Dieubonne said--with a serious expression on his face--that he had decided to apologize to "the Chosen People." When he finished his request for forgiveness, he was quiet for a moment, then glanced all around suspiciously and explained in a whisper that "When the cowardly Zionists attack someone, it's always from behind." Then he smiled mischievously to the audience and concluded with a crude gesture and shouts, "You can shove my apology up your ass, Chosen People!" as the crowd went wild.I guess a lot of the high-larity is lost in translation. Needless to say, though, the half-Cameroonian's observations would be a big hit with Canadian "social justice" types who set aside one week each year to celebrate Israeli Apartheid Week. And considering what's been happening--or, to be more accurate, not been happening--with Salman Hossain, a sort of Internet comedian, I highly doubt that such jocularity, had it been performed here in Canada, would have landed Dieudonné in the same "human rights" doo-doo that Guy Earle finds himself in.

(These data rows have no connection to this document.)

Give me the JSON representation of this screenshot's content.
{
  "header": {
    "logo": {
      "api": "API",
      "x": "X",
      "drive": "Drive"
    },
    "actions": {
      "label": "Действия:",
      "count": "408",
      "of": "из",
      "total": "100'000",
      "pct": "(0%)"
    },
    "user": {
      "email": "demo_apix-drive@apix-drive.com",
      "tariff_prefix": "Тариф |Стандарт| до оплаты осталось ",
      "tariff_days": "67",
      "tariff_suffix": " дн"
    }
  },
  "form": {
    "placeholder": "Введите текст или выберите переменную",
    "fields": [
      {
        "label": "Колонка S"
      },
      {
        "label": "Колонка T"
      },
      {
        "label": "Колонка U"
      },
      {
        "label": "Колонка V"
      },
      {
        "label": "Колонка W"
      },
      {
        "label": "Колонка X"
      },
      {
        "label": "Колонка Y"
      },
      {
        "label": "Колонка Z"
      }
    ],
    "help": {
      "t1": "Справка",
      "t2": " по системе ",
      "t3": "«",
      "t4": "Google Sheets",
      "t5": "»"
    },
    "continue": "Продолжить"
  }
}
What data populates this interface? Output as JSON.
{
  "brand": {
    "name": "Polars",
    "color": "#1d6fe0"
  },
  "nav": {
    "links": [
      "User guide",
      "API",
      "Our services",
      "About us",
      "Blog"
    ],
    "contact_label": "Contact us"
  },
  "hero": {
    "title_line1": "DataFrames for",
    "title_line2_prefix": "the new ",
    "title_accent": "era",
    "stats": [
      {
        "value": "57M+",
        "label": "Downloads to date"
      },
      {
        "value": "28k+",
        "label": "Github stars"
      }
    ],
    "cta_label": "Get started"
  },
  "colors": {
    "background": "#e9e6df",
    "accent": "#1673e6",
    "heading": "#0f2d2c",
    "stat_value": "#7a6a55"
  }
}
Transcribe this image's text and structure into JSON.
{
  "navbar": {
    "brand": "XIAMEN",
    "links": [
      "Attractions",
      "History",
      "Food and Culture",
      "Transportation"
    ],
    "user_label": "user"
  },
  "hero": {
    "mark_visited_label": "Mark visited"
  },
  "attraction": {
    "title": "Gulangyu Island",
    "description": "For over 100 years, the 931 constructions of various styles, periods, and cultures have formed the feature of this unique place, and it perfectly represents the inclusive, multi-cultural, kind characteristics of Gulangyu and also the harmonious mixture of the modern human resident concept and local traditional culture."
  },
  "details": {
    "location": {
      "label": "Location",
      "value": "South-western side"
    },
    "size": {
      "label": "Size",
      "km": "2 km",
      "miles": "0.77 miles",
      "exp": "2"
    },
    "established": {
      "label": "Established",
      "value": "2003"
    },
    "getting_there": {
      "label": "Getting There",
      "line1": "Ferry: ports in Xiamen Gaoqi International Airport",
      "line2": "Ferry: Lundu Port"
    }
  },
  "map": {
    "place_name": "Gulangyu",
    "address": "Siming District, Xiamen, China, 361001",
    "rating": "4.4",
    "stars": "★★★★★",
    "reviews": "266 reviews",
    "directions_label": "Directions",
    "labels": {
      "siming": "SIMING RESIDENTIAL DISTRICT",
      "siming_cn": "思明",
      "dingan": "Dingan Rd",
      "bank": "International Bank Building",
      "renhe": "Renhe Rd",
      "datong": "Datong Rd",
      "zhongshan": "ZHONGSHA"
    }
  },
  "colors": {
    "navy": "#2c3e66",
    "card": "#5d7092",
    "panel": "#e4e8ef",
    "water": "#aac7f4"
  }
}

Saturday, April 3, 2010
Thanks for Coming and Try the Zionhass
While the B.C. 'roos deliberate about "homophobic" comedy in a Vancouver comedy club, here's an example of "levity" that has 'em rolling in the aisles over in France. It's from my current "read," Voodoo Histories: The Role of the Conspiracy Theory in Shaping Modern History by David Aaronovitch and is a snippet of a comedy routine performed in 2004 by half-French, half-Cameroonian stand-up comedian Dieudonné Mbala Mbala: